The E. coli outbreak tied to Chipotle restaurants that sickened hundreds appears to be over, the Centers for Disease Control and Prevention said Monday.
The most recent illness linked to Chipotle that was reported to the CDC was Dec. 1. Salmonella and norovirus outbreaks were also tied to its restaurants.
In total, 60 people in 14 states were sickened by E. coli linked to the Denver-based burrito chain, the result of two different strains of the bacteria. Most cases were concentrated in the Pacific Northwest. Twenty-two people were hospitalized, but there were no reported deaths.
The CDC believes a common Chipotle menu item or ingredient caused the outbreak, but it still doesn’t know which one. Most of those who became ill ate the same food items at Chipotle, the CDC said, but because of the way the menu is designed — with meat and vegetables that can be mixed and matched in many different forms — it can be difficult to pin down the source of an outbreak.
Chipotle is scheduled to report fourth-quarter earnings Tuesday. Sales have tumbled in the months since the outbreaks were first discovered, but teens and young adults have actually increased their visits to the burrito chain, a study by research firm NPD Group found.
Chipotle said its sales at established stores sank 30 percent in December.
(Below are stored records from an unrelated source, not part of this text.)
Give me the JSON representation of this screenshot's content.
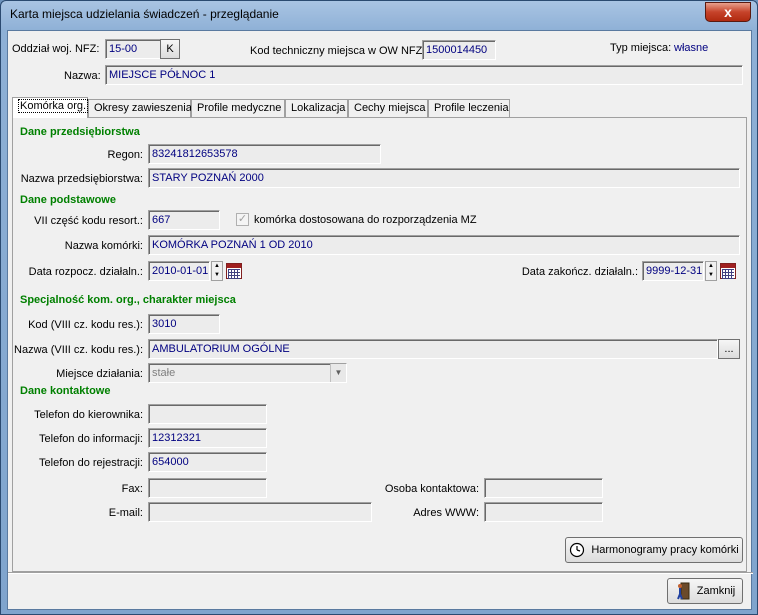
{
  "window": {
    "title": "Karta miejsca udzielania świadczeń - przeglądanie",
    "close_label": "x"
  },
  "header": {
    "oddzial_label": "Oddział woj. NFZ:",
    "oddzial_value": "15-00",
    "oddzial_btn": "K",
    "kod_tech_label": "Kod techniczny miejsca w OW NFZ:",
    "kod_tech_value": "1500014450",
    "typ_label": "Typ miejsca:",
    "typ_value": "własne",
    "nazwa_label": "Nazwa:",
    "nazwa_value": "MIEJSCE PÓŁNOC 1"
  },
  "tabs": [
    {
      "label": "Komórka org."
    },
    {
      "label": "Okresy zawieszenia"
    },
    {
      "label": "Profile medyczne"
    },
    {
      "label": "Lokalizacja"
    },
    {
      "label": "Cechy miejsca"
    },
    {
      "label": "Profile leczenia"
    }
  ],
  "przedsiebiorstwo": {
    "section": "Dane przedsiębiorstwa",
    "regon_label": "Regon:",
    "regon_value": "83241812653578",
    "nazwa_label": "Nazwa przedsiębiorstwa:",
    "nazwa_value": "STARY POZNAŃ 2000"
  },
  "podstawowe": {
    "section": "Dane podstawowe",
    "vii_label": "VII część kodu resort.:",
    "vii_value": "667",
    "mz_label": "komórka dostosowana do rozporządzenia MZ",
    "nazwa_kom_label": "Nazwa komórki:",
    "nazwa_kom_value": "KOMÓRKA POZNAŃ 1 OD 2010",
    "data_rozp_label": "Data rozpocz. działaln.:",
    "data_rozp_value": "2010-01-01",
    "data_zak_label": "Data zakończ. działaln.:",
    "data_zak_value": "9999-12-31"
  },
  "specjalnosc": {
    "section": "Specjalność kom. org., charakter miejsca",
    "kod_label": "Kod (VIII cz. kodu res.):",
    "kod_value": "3010",
    "nazwa_label": "Nazwa (VIII cz. kodu res.):",
    "nazwa_value": "AMBULATORIUM OGÓLNE",
    "ellipsis": "...",
    "miejsce_label": "Miejsce działania:",
    "miejsce_value": "stałe"
  },
  "kontakt": {
    "section": "Dane kontaktowe",
    "tel_kier_label": "Telefon do kierownika:",
    "tel_kier_value": "",
    "tel_info_label": "Telefon do informacji:",
    "tel_info_value": "12312321",
    "tel_rej_label": "Telefon do rejestracji:",
    "tel_rej_value": "654000",
    "fax_label": "Fax:",
    "fax_value": "",
    "osoba_label": "Osoba kontaktowa:",
    "osoba_value": "",
    "email_label": "E-mail:",
    "email_value": "",
    "www_label": "Adres WWW:",
    "www_value": ""
  },
  "buttons": {
    "harmonogramy": "Harmonogramy pracy komórki",
    "zamknij": "Zamknij"
  }
}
NPD estimates that total visits fell about 5 percent in the fourth quarter, when most of the outbreaks occurred, compared with a 19 percent traffic gain in the same quarter a year ago.